One of the easiest options would be to reuse the boxes that your decorations came in as those boxes would be of a regular size and easier to store.
Smaller boxes could be consolidated into a larger tote and stored in an attic or basement.
Except for some of your largest decorations such as animated reindeer, plastic totes would do well for most decorations.
Nutcrackers, blow up Santas and nativities should be able to be housed in large 18-30 gallon totes. I would put some bunched newspaper or other material in between the items to protect them from inadvertent damage.
Although most people choose to throw away any cards they’ve received after the Christmas holiday, you may have sentimental reasons to keep them.
Perhaps it’s a hand-made card from your child they’ve created for you in school. I have one card that I have kept for over 10 years because it has my daughter’s little handprint from when she was in kindergarten.

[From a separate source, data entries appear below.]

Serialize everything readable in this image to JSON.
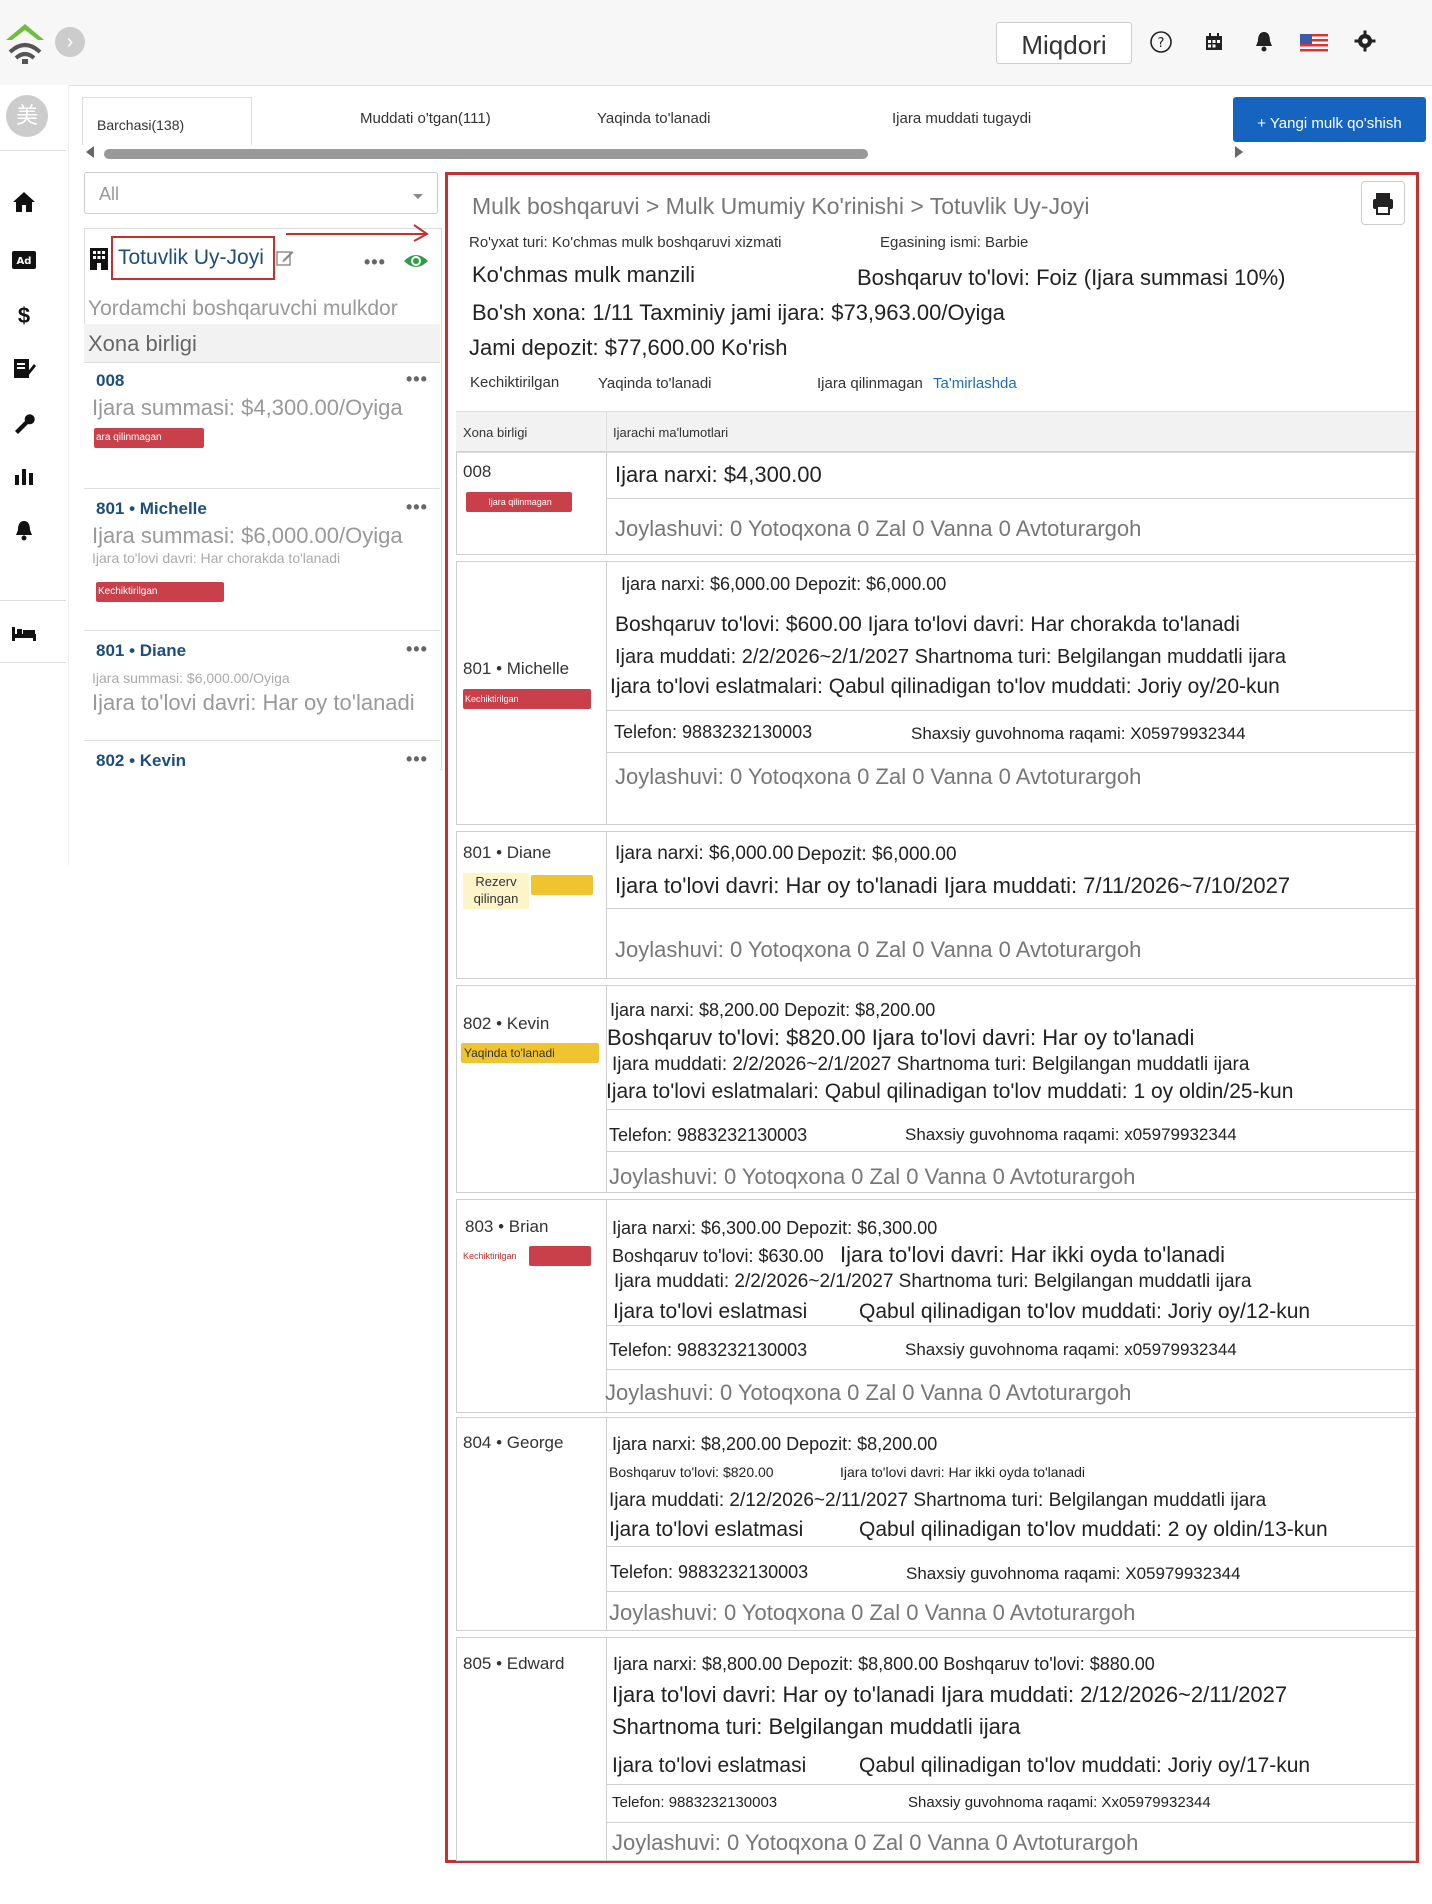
{
  "header": {
    "search_value": "Miqdori",
    "icons": [
      "help-icon",
      "calendar-icon",
      "bell-icon",
      "us-flag-icon",
      "gear-icon"
    ]
  },
  "sidebar": {
    "avatar_char": "美",
    "items": [
      "home-icon",
      "ad-icon",
      "dollar-icon",
      "contract-icon",
      "wrench-icon",
      "chart-icon",
      "bell-icon",
      "bed-icon"
    ]
  },
  "tabs": {
    "all": "Barchasi(138)",
    "overdue": "Muddati o'tgan(111)",
    "upcoming": "Yaqinda to'lanadi",
    "expired": "Ijara muddati tugaydi",
    "new_button": "+ Yangi mulk qo'shish"
  },
  "left": {
    "filter_value": "All",
    "property_title": "Totuvlik Uy-Joyi",
    "owner_role": "Yordamchi boshqaruvchi mulkdor",
    "section_label": "Xona birligi",
    "units": [
      {
        "head": "008",
        "line1": "Ijara summasi: $4,300.00/Oyiga",
        "badge": "ara qilinmagan"
      },
      {
        "head": "801 • Michelle",
        "line1": "Ijara summasi: $6,000.00/Oyiga",
        "line2": "Ijara to'lovi davri: Har chorakda to'lanadi",
        "badge": "Kechiktirilgan"
      },
      {
        "head": "801 • Diane",
        "line1": "Ijara summasi: $6,000.00/Oyiga",
        "line2": "Ijara to'lovi davri: Har oy to'lanadi"
      },
      {
        "head": "802 • Kevin"
      }
    ]
  },
  "main": {
    "breadcrumb": "Mulk boshqaruvi > Mulk Umumiy Ko'rinishi > Totuvlik Uy-Joyi",
    "list_type": "Ro'yxat turi: Ko'chmas mulk boshqaruvi xizmati",
    "owner_name": "Egasining ismi: Barbie",
    "address_label": "Ko'chmas mulk manzili",
    "management_fee": "Boshqaruv to'lovi: Foiz (Ijara summasi 10%)",
    "vacancy": "Bo'sh xona: 1/11 Taxminiy jami ijara: $73,963.00/Oyiga",
    "deposit_total": "Jami depozit: $77,600.00 Ko'rish",
    "filters": {
      "late": "Kechiktirilgan",
      "upcoming": "Yaqinda to'lanadi",
      "unrented": "Ijara qilinmagan",
      "repair": "Ta'mirlashda"
    },
    "col_unit": "Xona birligi",
    "col_tenant": "Ijarachi ma'lumotlari",
    "rows": [
      {
        "unit": "008",
        "badge": "Ijara qilinmagan",
        "l1": "Ijara narxi: $4,300.00",
        "layout": "Joylashuvi: 0 Yotoqxona 0 Zal 0 Vanna 0 Avtoturargoh"
      },
      {
        "unit": "801 • Michelle",
        "badge": "Kechiktirilgan",
        "l1": "Ijara narxi: $6,000.00 Depozit: $6,000.00",
        "l2": "Boshqaruv to'lovi: $600.00 Ijara to'lovi davri: Har chorakda to'lanadi",
        "l3": "Ijara muddati: 2/2/2026~2/1/2027 Shartnoma turi: Belgilangan muddatli ijara",
        "l4": "Ijara to'lovi eslatmalari: Qabul qilinadigan to'lov muddati: Joriy oy/20-kun",
        "phone": "Telefon: 9883232130003",
        "id": "Shaxsiy guvohnoma raqami: X05979932344",
        "layout": "Joylashuvi: 0 Yotoqxona 0 Zal 0 Vanna 0 Avtoturargoh"
      },
      {
        "unit": "801 • Diane",
        "badge": "Rezerv qilingan",
        "l1a": "Ijara narxi: $6,000.00",
        "l1b": "Depozit: $6,000.00",
        "l2": "Ijara to'lovi davri: Har oy to'lanadi Ijara muddati: 7/11/2026~7/10/2027",
        "layout": "Joylashuvi: 0 Yotoqxona 0 Zal 0 Vanna 0 Avtoturargoh"
      },
      {
        "unit": "802 • Kevin",
        "badge": "Yaqinda to'lanadi",
        "l1": "Ijara narxi: $8,200.00  Depozit: $8,200.00",
        "l2": "Boshqaruv to'lovi: $820.00 Ijara to'lovi davri: Har oy to'lanadi",
        "l3": "Ijara muddati: 2/2/2026~2/1/2027 Shartnoma turi: Belgilangan muddatli ijara",
        "l4": "Ijara to'lovi eslatmalari: Qabul qilinadigan to'lov muddati: 1 oy oldin/25-kun",
        "phone": "Telefon: 9883232130003",
        "id": "Shaxsiy guvohnoma raqami: x05979932344",
        "layout": "Joylashuvi: 0 Yotoqxona 0 Zal 0 Vanna 0 Avtoturargoh"
      },
      {
        "unit": "803 • Brian",
        "badge": "Kechiktirilgan",
        "l1": "Ijara narxi: $6,300.00  Depozit: $6,300.00",
        "l2a": "Boshqaruv to'lovi: $630.00",
        "l2b": "Ijara to'lovi davri: Har ikki oyda to'lanadi",
        "l3": "Ijara muddati: 2/2/2026~2/1/2027 Shartnoma turi: Belgilangan muddatli ijara",
        "l4a": "Ijara to'lovi eslatmasi",
        "l4b": "Qabul qilinadigan to'lov muddati: Joriy oy/12-kun",
        "phone": "Telefon: 9883232130003",
        "id": "Shaxsiy guvohnoma raqami: x05979932344",
        "layout": "Joylashuvi: 0 Yotoqxona 0 Zal 0 Vanna 0 Avtoturargoh"
      },
      {
        "unit": "804 • George",
        "l1": "Ijara narxi: $8,200.00  Depozit: $8,200.00",
        "l2a": "Boshqaruv to'lovi: $820.00",
        "l2b": "Ijara to'lovi davri: Har ikki oyda to'lanadi",
        "l3": "Ijara muddati: 2/12/2026~2/11/2027 Shartnoma turi: Belgilangan muddatli ijara",
        "l4a": "Ijara to'lovi eslatmasi",
        "l4b": "Qabul qilinadigan to'lov muddati: 2 oy oldin/13-kun",
        "phone": "Telefon: 9883232130003",
        "id": "Shaxsiy guvohnoma raqami: X05979932344",
        "layout": "Joylashuvi: 0 Yotoqxona 0 Zal 0 Vanna 0 Avtoturargoh"
      },
      {
        "unit": "805 • Edward",
        "l1": "Ijara narxi: $8,800.00 Depozit: $8,800.00 Boshqaruv to'lovi: $880.00",
        "l2": "Ijara to'lovi davri: Har oy to'lanadi Ijara muddati: 2/12/2026~2/11/2027",
        "l3": "Shartnoma turi: Belgilangan muddatli ijara",
        "l4a": "Ijara to'lovi eslatmasi",
        "l4b": "Qabul qilinadigan to'lov muddati: Joriy oy/17-kun",
        "phone": "Telefon: 9883232130003",
        "id": "Shaxsiy guvohnoma raqami: Xx05979932344",
        "layout": "Joylashuvi: 0 Yotoqxona 0 Zal 0 Vanna 0 Avtoturargoh"
      }
    ]
  },
  "colors": {
    "accent_red": "#c53030",
    "badge_red": "#c9404b",
    "badge_yellow": "#f0c330",
    "primary_blue": "#1565c0",
    "eye_green": "#2e9e44"
  }
}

Several keepsake-type boxes or holiday-themed tins are attractive and are perfect for housing your Christmas cards.
You can then store the boxes in a closet and pull them out when you’re ready to travel down memory lane.
If you look on Pinterest, several crafters have bound their cards into book form using hoops and spiral bounding. If you’re looking for something more artistic that you could leave out on the coffee table, this might be an option for you.
I hope that these suggestions are useful to you as the holiday season comes to a close. Ensure your Christmas decorations are safe and sound until next year’s holiday season.